« Reply #14 on: August 02, 2018, 02:43:19 PM »
Similar to cut blocking?
Yes, it's just that you don't have to worry about your hands or arms landing in an illegal place.  It's so similar that some call this a cut tackle.  In Rugby League it's called a chop tackle.  (In Rugby Union it doesn't count as a tackle & is arguably dangerous play if there was no attempt to wrap with the hands & arms, or if you deliberately slid or rolled into the contact.)

I haven't taught it, though, and wouldn't for an angle tackle.  If the player dives too early, he can easily get kicked, stepped on, or jumped over.  Too late, and he can wiff by landing past the ballcarrier's path.  You're giving up your own feet while the opponent still has his on the ground.
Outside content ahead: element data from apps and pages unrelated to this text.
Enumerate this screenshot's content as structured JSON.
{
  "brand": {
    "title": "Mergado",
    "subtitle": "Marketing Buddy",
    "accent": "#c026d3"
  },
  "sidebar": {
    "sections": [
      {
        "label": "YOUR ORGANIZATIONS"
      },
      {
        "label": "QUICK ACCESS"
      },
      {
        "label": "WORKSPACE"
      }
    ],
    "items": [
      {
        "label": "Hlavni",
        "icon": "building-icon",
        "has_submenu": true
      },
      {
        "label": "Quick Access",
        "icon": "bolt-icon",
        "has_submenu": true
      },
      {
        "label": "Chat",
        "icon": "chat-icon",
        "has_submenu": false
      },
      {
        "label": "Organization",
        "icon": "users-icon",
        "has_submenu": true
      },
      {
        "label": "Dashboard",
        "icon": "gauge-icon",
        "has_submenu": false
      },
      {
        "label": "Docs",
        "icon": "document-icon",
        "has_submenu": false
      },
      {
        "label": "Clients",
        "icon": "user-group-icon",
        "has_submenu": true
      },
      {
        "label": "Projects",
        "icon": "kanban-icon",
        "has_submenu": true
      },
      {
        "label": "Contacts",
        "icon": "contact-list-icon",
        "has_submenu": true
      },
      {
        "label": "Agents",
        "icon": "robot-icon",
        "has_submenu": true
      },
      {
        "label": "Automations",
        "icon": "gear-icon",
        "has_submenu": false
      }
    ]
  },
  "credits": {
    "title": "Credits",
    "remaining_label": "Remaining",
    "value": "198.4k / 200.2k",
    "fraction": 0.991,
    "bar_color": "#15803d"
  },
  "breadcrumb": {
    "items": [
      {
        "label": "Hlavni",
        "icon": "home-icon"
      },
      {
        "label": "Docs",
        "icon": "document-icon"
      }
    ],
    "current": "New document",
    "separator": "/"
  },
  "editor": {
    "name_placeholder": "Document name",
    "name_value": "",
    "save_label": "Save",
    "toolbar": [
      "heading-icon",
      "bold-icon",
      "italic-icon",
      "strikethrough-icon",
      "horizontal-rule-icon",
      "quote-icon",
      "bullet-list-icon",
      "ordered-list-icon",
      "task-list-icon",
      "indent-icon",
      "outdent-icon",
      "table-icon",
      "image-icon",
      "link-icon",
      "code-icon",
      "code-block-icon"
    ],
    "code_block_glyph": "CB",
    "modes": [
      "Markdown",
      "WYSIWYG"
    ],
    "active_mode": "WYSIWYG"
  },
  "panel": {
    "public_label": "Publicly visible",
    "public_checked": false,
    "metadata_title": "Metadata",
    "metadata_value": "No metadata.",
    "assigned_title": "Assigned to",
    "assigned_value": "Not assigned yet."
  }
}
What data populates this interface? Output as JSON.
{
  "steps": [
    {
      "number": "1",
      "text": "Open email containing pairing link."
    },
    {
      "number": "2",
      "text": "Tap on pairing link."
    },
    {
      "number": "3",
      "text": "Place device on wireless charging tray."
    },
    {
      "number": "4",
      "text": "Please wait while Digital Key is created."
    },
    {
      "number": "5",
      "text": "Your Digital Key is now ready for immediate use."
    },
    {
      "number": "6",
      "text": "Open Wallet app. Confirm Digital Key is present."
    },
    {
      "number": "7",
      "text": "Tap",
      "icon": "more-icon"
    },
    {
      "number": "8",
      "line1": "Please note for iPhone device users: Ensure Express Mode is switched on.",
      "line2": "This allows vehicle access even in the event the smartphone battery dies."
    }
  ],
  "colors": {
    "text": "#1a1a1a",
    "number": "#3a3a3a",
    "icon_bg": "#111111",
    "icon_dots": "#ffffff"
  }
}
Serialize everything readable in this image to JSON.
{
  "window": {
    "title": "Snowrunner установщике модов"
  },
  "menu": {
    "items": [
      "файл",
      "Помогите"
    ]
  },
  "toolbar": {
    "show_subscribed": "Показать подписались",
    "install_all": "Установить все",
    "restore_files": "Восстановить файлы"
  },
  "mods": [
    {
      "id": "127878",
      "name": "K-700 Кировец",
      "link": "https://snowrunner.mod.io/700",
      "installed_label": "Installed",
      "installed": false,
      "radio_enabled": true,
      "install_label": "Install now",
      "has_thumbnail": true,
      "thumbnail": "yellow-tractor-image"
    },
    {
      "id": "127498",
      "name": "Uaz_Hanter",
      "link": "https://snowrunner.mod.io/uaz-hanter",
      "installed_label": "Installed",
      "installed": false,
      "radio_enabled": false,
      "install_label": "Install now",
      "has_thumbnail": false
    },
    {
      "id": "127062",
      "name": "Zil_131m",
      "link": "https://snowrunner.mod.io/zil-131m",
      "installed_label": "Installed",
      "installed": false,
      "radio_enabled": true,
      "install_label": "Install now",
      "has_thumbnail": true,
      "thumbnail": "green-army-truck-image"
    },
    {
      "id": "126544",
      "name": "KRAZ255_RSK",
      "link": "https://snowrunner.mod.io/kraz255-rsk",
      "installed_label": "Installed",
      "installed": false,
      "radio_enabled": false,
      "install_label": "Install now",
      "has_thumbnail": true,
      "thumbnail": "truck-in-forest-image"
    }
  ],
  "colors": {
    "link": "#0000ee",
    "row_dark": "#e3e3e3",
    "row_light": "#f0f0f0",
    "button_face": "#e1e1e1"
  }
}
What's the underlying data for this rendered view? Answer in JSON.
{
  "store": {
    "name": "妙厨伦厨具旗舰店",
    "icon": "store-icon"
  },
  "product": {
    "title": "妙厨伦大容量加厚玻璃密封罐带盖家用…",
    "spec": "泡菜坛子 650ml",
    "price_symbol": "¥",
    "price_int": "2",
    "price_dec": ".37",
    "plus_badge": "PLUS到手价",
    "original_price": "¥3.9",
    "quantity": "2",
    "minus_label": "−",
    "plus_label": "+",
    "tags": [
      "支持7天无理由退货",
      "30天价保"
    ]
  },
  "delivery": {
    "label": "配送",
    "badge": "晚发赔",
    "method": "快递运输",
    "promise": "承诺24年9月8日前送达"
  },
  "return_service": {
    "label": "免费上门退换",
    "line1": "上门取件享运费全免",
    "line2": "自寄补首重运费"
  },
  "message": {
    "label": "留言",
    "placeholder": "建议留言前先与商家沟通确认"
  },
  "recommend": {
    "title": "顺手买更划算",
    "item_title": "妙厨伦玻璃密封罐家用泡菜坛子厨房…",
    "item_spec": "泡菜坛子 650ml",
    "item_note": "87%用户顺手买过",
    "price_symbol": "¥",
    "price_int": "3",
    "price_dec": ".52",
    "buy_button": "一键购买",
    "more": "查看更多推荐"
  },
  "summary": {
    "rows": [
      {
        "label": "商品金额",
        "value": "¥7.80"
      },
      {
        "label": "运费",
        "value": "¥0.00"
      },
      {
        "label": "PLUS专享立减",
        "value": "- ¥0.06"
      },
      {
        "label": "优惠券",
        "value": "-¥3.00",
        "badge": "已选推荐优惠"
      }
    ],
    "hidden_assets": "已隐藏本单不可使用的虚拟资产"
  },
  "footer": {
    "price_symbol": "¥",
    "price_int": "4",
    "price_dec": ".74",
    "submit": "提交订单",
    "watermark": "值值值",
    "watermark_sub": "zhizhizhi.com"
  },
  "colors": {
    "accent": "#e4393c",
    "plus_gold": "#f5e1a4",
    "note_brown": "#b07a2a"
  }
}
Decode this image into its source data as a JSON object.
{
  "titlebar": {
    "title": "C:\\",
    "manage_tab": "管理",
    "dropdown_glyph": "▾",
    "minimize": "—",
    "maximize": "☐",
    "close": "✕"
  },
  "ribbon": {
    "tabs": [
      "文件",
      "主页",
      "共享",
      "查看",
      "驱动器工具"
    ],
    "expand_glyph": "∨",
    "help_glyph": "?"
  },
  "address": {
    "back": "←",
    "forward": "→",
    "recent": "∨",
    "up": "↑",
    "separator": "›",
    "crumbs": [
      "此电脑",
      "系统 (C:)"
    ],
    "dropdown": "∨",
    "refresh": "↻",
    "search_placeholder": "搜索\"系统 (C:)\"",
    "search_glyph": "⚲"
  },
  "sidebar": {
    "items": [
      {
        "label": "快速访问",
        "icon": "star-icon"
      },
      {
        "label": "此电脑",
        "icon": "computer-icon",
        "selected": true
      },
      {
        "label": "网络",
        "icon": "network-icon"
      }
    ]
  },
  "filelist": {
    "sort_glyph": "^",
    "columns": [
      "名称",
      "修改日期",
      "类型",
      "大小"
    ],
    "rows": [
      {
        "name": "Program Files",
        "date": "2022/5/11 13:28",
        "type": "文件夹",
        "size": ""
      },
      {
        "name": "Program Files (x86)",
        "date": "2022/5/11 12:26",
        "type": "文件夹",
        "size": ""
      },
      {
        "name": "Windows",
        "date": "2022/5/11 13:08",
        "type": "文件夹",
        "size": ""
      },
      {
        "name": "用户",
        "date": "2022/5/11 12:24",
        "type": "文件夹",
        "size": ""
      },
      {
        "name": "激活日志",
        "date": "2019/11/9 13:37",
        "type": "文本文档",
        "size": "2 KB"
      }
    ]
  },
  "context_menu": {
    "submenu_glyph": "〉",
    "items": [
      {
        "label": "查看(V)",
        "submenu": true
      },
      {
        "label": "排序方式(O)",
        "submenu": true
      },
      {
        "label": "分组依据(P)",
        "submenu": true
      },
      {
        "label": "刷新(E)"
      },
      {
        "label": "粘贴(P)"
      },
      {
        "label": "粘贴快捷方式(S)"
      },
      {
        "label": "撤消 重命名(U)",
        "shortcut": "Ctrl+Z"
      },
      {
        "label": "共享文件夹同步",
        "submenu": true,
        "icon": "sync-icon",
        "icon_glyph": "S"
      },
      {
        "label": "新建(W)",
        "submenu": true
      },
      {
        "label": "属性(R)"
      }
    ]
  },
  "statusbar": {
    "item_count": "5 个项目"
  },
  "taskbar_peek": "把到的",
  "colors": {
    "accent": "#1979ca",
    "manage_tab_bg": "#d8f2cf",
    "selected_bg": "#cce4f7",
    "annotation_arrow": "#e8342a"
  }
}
It's actually a surer tackle when it's a straight-on tackle.  Then the tackler's using low position to overcome the ballcarrier's size, while the ballcarrier doesn't have much chance to alter path.